On the 12th of September, Princeton virtually became a university, and President Patton entered upon the duties of the office surrendered to him by Dr. McCosh after his term of twenty years. President Patton's address, "The Princeton of the Future," delivered before a large audience in Marquand Chapel, was remarkable for its liberal and progressive spirit. He urged radical changes in the curriculum and a wider range of electives, matters which the faculty will take into consideration this term. It is the new president's ambition to have a thousand names in Princeton's catalogue.

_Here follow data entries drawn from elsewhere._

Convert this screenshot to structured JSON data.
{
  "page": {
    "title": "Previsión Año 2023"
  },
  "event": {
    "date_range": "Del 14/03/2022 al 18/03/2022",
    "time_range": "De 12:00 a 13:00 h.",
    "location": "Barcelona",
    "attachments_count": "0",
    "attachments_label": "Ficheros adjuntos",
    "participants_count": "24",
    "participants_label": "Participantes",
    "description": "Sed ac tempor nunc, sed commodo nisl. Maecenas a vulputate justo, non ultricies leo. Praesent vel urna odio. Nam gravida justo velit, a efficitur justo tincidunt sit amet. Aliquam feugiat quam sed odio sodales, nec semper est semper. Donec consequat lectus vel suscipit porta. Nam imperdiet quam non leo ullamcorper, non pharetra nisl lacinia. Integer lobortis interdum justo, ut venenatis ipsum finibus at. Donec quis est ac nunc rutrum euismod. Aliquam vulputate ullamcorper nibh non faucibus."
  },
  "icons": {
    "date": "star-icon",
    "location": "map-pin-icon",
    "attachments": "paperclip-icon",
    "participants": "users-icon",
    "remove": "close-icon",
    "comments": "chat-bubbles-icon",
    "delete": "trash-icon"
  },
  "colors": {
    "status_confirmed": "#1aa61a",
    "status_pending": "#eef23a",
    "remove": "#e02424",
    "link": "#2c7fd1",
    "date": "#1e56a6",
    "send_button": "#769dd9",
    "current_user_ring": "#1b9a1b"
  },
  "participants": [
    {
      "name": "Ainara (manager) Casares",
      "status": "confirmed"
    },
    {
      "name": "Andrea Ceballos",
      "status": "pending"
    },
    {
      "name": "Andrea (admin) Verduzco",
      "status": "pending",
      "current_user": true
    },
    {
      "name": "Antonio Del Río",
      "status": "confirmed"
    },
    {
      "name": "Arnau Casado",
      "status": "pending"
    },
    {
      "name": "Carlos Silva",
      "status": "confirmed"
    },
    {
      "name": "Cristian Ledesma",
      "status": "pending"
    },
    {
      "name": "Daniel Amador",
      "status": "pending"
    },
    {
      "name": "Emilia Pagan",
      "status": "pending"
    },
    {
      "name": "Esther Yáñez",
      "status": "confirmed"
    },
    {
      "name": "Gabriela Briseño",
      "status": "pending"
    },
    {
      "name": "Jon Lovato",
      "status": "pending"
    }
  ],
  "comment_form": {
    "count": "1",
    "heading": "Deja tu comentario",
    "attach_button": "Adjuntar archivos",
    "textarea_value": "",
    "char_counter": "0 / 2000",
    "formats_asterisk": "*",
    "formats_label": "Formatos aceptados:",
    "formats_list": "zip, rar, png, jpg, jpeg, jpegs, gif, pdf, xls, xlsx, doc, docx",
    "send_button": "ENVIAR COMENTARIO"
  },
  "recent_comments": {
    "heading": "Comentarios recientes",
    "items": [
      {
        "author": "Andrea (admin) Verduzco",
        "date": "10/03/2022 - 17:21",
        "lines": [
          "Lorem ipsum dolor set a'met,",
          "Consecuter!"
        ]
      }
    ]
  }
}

Continuing, the Mail and Express, seems to believe that the "liberalizing tendencies" and "optional system" have gone far enough. The movement has already been carried so far as to "embarrass the faculty in the arrangement of recitations, and to bewilder the student at the latitude of his possible selections," while at Harvard the unfortunate undergraduate is "practically turned out to grass, to nibble at his own sweet will." The Mail and Express, like a stern parent, suggests in the case of freshmen, that instead of placing the divining rod in the hand of that precious youth, it would be more fitting to apply it elsewhere. While we can hardly agree to all these opinions, there is nevertheless much good sense in this, and we feel that they do not apply to us only because of the unusual maturity of students at Harvard.